What to work on:
Where in the entries below does "this" appear? Copy every line that has it.

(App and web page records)

>>>>

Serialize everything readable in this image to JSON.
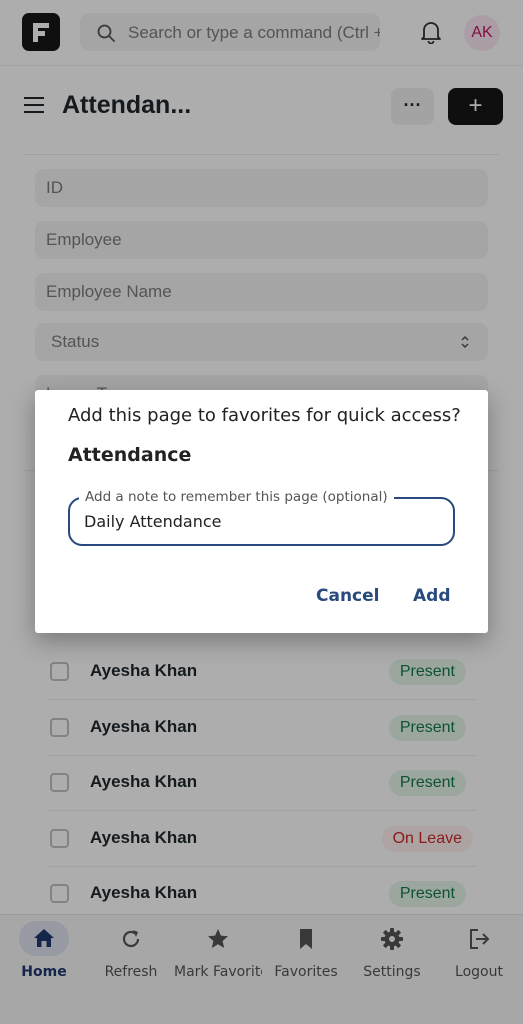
{
  "topbar": {
    "search_placeholder": "Search or type a command (Ctrl + G)",
    "avatar_initials": "AK"
  },
  "page": {
    "title": "Attendan...",
    "more_label": "···",
    "add_label": "+"
  },
  "filters": {
    "id": "ID",
    "employee": "Employee",
    "employee_name": "Employee Name",
    "status": "Status",
    "leave_type": "Leave Type"
  },
  "list": {
    "rows": [
      {
        "name": "Ayesha Khan",
        "status": "Present"
      },
      {
        "name": "Ayesha Khan",
        "status": "Present"
      },
      {
        "name": "Ayesha Khan",
        "status": "Present"
      },
      {
        "name": "Ayesha Khan",
        "status": "On Leave"
      },
      {
        "name": "Ayesha Khan",
        "status": "Present"
      }
    ]
  },
  "dialog": {
    "message": "Add this page to favorites for quick access?",
    "page_name": "Attendance",
    "note_label": "Add a note to remember this page (optional)",
    "note_value": "Daily Attendance",
    "cancel_label": "Cancel",
    "add_label": "Add",
    "accent_color": "#284a7c"
  },
  "bottom_nav": {
    "items": [
      {
        "label": "Home",
        "icon": "home-icon",
        "active": true
      },
      {
        "label": "Refresh",
        "icon": "refresh-icon"
      },
      {
        "label": "Mark Favorites",
        "icon": "star-icon"
      },
      {
        "label": "Favorites",
        "icon": "bookmark-icon"
      },
      {
        "label": "Settings",
        "icon": "gear-icon"
      },
      {
        "label": "Logout",
        "icon": "logout-icon"
      }
    ]
  },
  "colors": {
    "present_bg": "#e4f5e9",
    "present_text": "#16794c",
    "leave_bg": "#fff0f0",
    "leave_text": "#cc2929",
    "nav_active": "#1e3a6e"
  }
}
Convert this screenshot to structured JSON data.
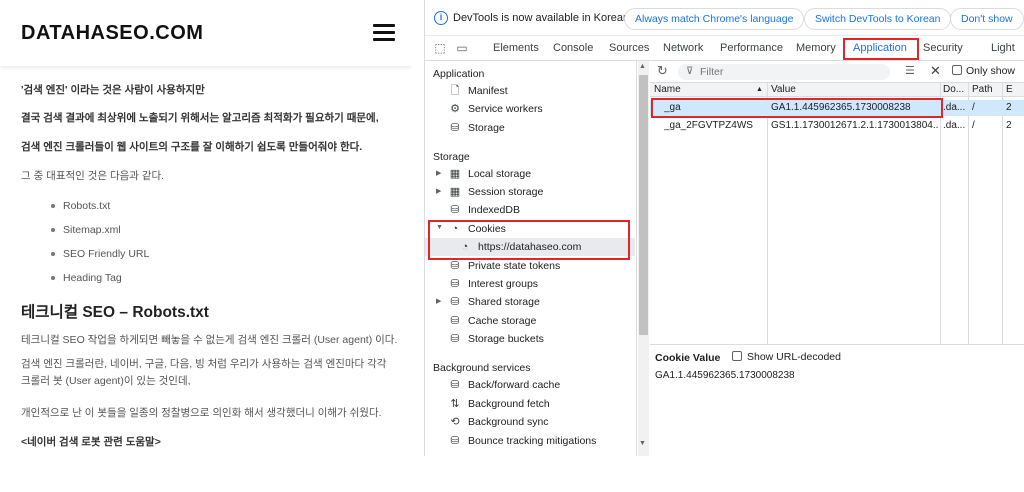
{
  "site": {
    "logo": "DATAHASEO.COM",
    "paragraphs": {
      "p1": "'검색 엔진' 이라는 것은 사람이 사용하지만",
      "p2": "결국 검색 결과에 최상위에 노출되기 위해서는 알고리즘 최적화가 필요하기 때문에,",
      "p3": "검색 엔진 크롤러들이 웹 사이트의 구조를 잘 이해하기 쉽도록 만들어줘야 한다.",
      "p4": "그 중 대표적인 것은 다음과 같다.",
      "p5": "테크니컬 SEO 작업을 하게되면 빼놓을 수 없는게 검색 엔진 크롤러 (User agent) 이다.",
      "p6": "검색 엔진 크롤러란, 네이버, 구글, 다음, 빙 처럼 우리가 사용하는 검색 엔진마다 각각 크롤러 봇 (User agent)이 있는 것인데,",
      "p7": "개인적으로 난 이 봇들을 일종의 정찰병으로 의인화 해서 생각했더니 이해가 쉬웠다.",
      "p8": "<네이버 검색 로봇 관련 도움말>"
    },
    "list": [
      "Robots.txt",
      "Sitemap.xml",
      "SEO Friendly URL",
      "Heading Tag"
    ],
    "heading": "테크니컬 SEO – Robots.txt"
  },
  "devtools": {
    "infobar": {
      "text": "DevTools is now available in Korean!",
      "btn_match": "Always match Chrome's language",
      "btn_switch": "Switch DevTools to Korean",
      "btn_dont": "Don't show"
    },
    "tabs": [
      "Elements",
      "Console",
      "Sources",
      "Network",
      "Performance",
      "Memory",
      "Application",
      "Security",
      "Light"
    ],
    "active_tab": "Application",
    "sidebar": {
      "application_title": "Application",
      "application_items": [
        "Manifest",
        "Service workers",
        "Storage"
      ],
      "storage_title": "Storage",
      "storage_items": [
        "Local storage",
        "Session storage",
        "IndexedDB",
        "Cookies",
        "https://datahaseo.com",
        "Private state tokens",
        "Interest groups",
        "Shared storage",
        "Cache storage",
        "Storage buckets"
      ],
      "bg_title": "Background services",
      "bg_items": [
        "Back/forward cache",
        "Background fetch",
        "Background sync",
        "Bounce tracking mitigations"
      ]
    },
    "toolbar": {
      "filter_placeholder": "Filter",
      "only_show": "Only show"
    },
    "grid": {
      "headers": [
        "Name",
        "Value",
        "Do...",
        "Path",
        "E"
      ],
      "rows": [
        [
          "_ga",
          "GA1.1.445962365.1730008238",
          ".da...",
          "/",
          "2"
        ],
        [
          "_ga_2FGVTPZ4WS",
          "GS1.1.1730012671.2.1.1730013804....",
          ".da...",
          "/",
          "2"
        ]
      ]
    },
    "cookie_value": {
      "title": "Cookie Value",
      "show_decoded": "Show URL-decoded",
      "value": "GA1.1.445962365.1730008238"
    },
    "colors": {
      "accent": "#1a73e8",
      "highlight": "#e0262a",
      "selected_row": "#cfe8fc"
    }
  }
}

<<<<

Solved problem:
Serialize everything readable in this image to JSON.
    "message": "Add this page to favorites for quick access?",
    "note_label": "Add a note to remember this page (optional)",
Convert this screenshot to structured JSON data.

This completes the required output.